#### [About this task]
Every record that follows should be written out word for word; the pictures stay out.

[Dataset rows for apps and sites]
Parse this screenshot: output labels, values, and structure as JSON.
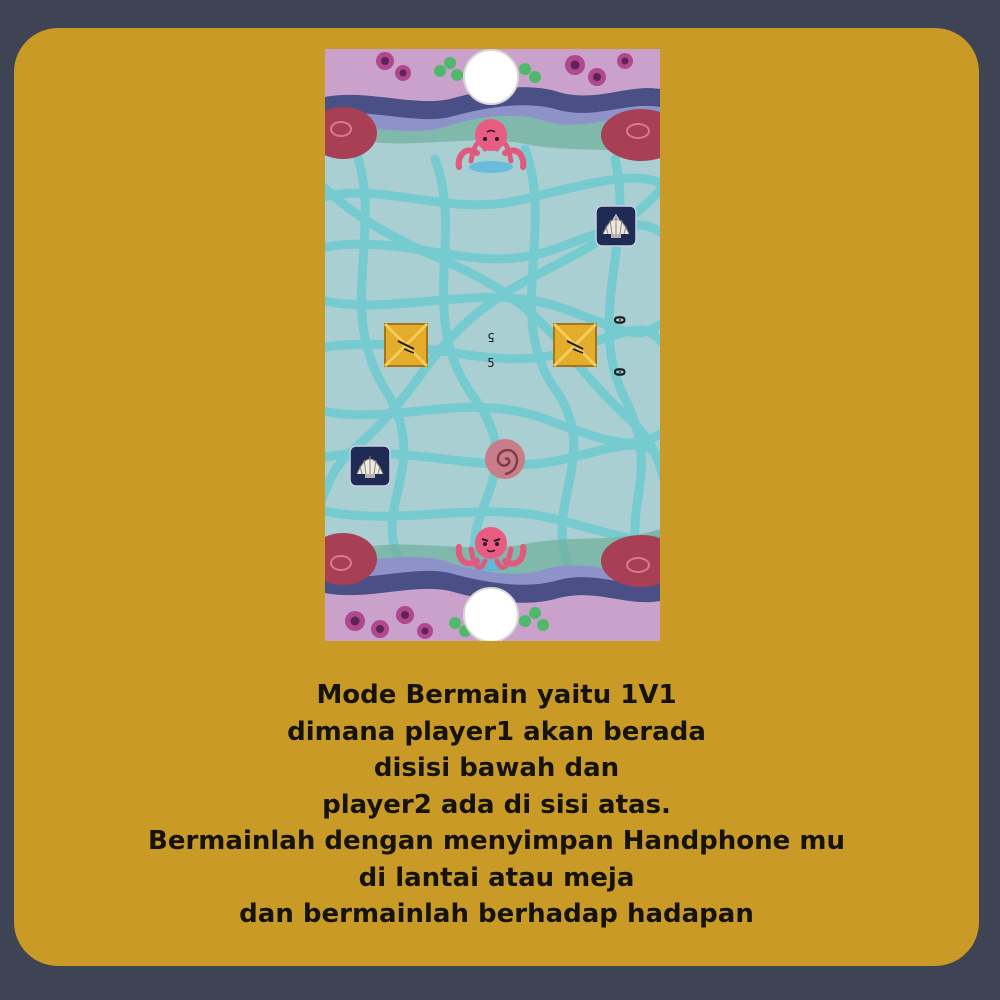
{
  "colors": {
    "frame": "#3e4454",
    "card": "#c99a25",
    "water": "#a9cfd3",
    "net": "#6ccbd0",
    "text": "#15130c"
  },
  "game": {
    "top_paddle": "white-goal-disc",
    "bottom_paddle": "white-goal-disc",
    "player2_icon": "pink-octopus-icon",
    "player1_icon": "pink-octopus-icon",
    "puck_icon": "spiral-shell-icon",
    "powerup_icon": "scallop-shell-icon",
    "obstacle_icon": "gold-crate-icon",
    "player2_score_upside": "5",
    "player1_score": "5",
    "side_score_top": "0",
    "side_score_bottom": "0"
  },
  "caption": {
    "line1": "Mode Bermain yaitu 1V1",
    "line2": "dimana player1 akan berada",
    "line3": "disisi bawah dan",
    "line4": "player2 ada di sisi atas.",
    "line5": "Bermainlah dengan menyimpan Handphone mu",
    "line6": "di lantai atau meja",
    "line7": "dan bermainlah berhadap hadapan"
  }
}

#### [Reply]
Parse this screenshot: output labels, values, and structure as JSON.
{
  "colors": {
    "frame": "#3e4454",
    "card": "#c99a25",
    "water": "#a9cfd3",
    "net": "#6ccbd0",
    "text": "#15130c"
  },
  "game": {
    "top_paddle": "white-goal-disc",
    "bottom_paddle": "white-goal-disc",
    "player2_icon": "pink-octopus-icon",
    "player1_icon": "pink-octopus-icon",
    "puck_icon": "spiral-shell-icon",
    "powerup_icon": "scallop-shell-icon",
    "obstacle_icon": "gold-crate-icon",
    "player2_score_upside": "5",
    "player1_score": "5",
    "side_score_top": "0",
    "side_score_bottom": "0"
  },
  "caption": {
    "line1": "Mode Bermain yaitu 1V1",
    "line2": "dimana player1 akan berada",
    "line3": "disisi bawah dan",
    "line4": "player2 ada di sisi atas.",
    "line5": "Bermainlah dengan menyimpan Handphone mu",
    "line6": "di lantai atau meja",
    "line7": "dan bermainlah berhadap hadapan"
  }
}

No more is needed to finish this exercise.